** THE DATA **
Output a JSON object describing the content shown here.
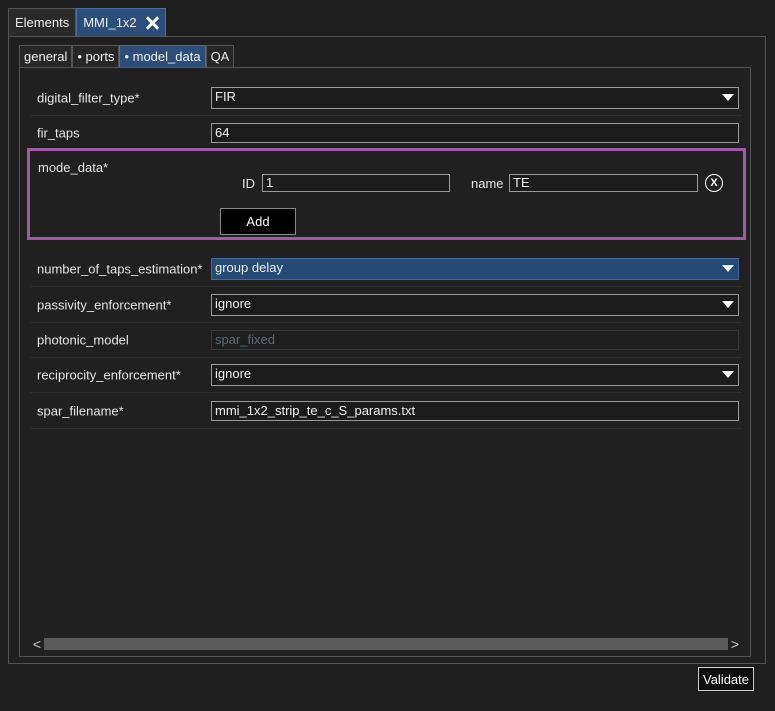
{
  "top_tabs": [
    {
      "label": "Elements"
    },
    {
      "label": "MMI_1x2"
    }
  ],
  "sub_tabs": [
    {
      "label": "general"
    },
    {
      "label": "• ports"
    },
    {
      "label": "• model_data"
    },
    {
      "label": "QA"
    }
  ],
  "fields": {
    "digital_filter_type": {
      "label": "digital_filter_type*",
      "value": "FIR"
    },
    "fir_taps": {
      "label": "fir_taps",
      "value": "64"
    },
    "mode_data": {
      "label": "mode_data*",
      "id_label": "ID",
      "id_value": "1",
      "name_label": "name",
      "name_value": "TE",
      "remove_glyph": "X",
      "add_label": "Add"
    },
    "number_of_taps_estimation": {
      "label": "number_of_taps_estimation*",
      "value": "group delay"
    },
    "passivity_enforcement": {
      "label": "passivity_enforcement*",
      "value": "ignore"
    },
    "photonic_model": {
      "label": "photonic_model",
      "value": "spar_fixed"
    },
    "reciprocity_enforcement": {
      "label": "reciprocity_enforcement*",
      "value": "ignore"
    },
    "spar_filename": {
      "label": "spar_filename*",
      "value": "mmi_1x2_strip_te_c_S_params.txt"
    }
  },
  "scrollbar": {
    "left_glyph": "<",
    "right_glyph": ">"
  },
  "validate_label": "Validate",
  "colors": {
    "highlight_border": "#a05aa8",
    "active_tab": "#2a4d7a",
    "selected_field": "#244a75"
  }
}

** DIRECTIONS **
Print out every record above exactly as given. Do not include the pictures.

** RESULT OF THE EXERCISE **
Output a JSON object describing the content shown here.
{
  "top_tabs": [
    {
      "label": "Elements"
    },
    {
      "label": "MMI_1x2"
    }
  ],
  "sub_tabs": [
    {
      "label": "general"
    },
    {
      "label": "• ports"
    },
    {
      "label": "• model_data"
    },
    {
      "label": "QA"
    }
  ],
  "fields": {
    "digital_filter_type": {
      "label": "digital_filter_type*",
      "value": "FIR"
    },
    "fir_taps": {
      "label": "fir_taps",
      "value": "64"
    },
    "mode_data": {
      "label": "mode_data*",
      "id_label": "ID",
      "id_value": "1",
      "name_label": "name",
      "name_value": "TE",
      "remove_glyph": "X",
      "add_label": "Add"
    },
    "number_of_taps_estimation": {
      "label": "number_of_taps_estimation*",
      "value": "group delay"
    },
    "passivity_enforcement": {
      "label": "passivity_enforcement*",
      "value": "ignore"
    },
    "photonic_model": {
      "label": "photonic_model",
      "value": "spar_fixed"
    },
    "reciprocity_enforcement": {
      "label": "reciprocity_enforcement*",
      "value": "ignore"
    },
    "spar_filename": {
      "label": "spar_filename*",
      "value": "mmi_1x2_strip_te_c_S_params.txt"
    }
  },
  "scrollbar": {
    "left_glyph": "<",
    "right_glyph": ">"
  },
  "validate_label": "Validate",
  "colors": {
    "highlight_border": "#a05aa8",
    "active_tab": "#2a4d7a",
    "selected_field": "#244a75"
  }
}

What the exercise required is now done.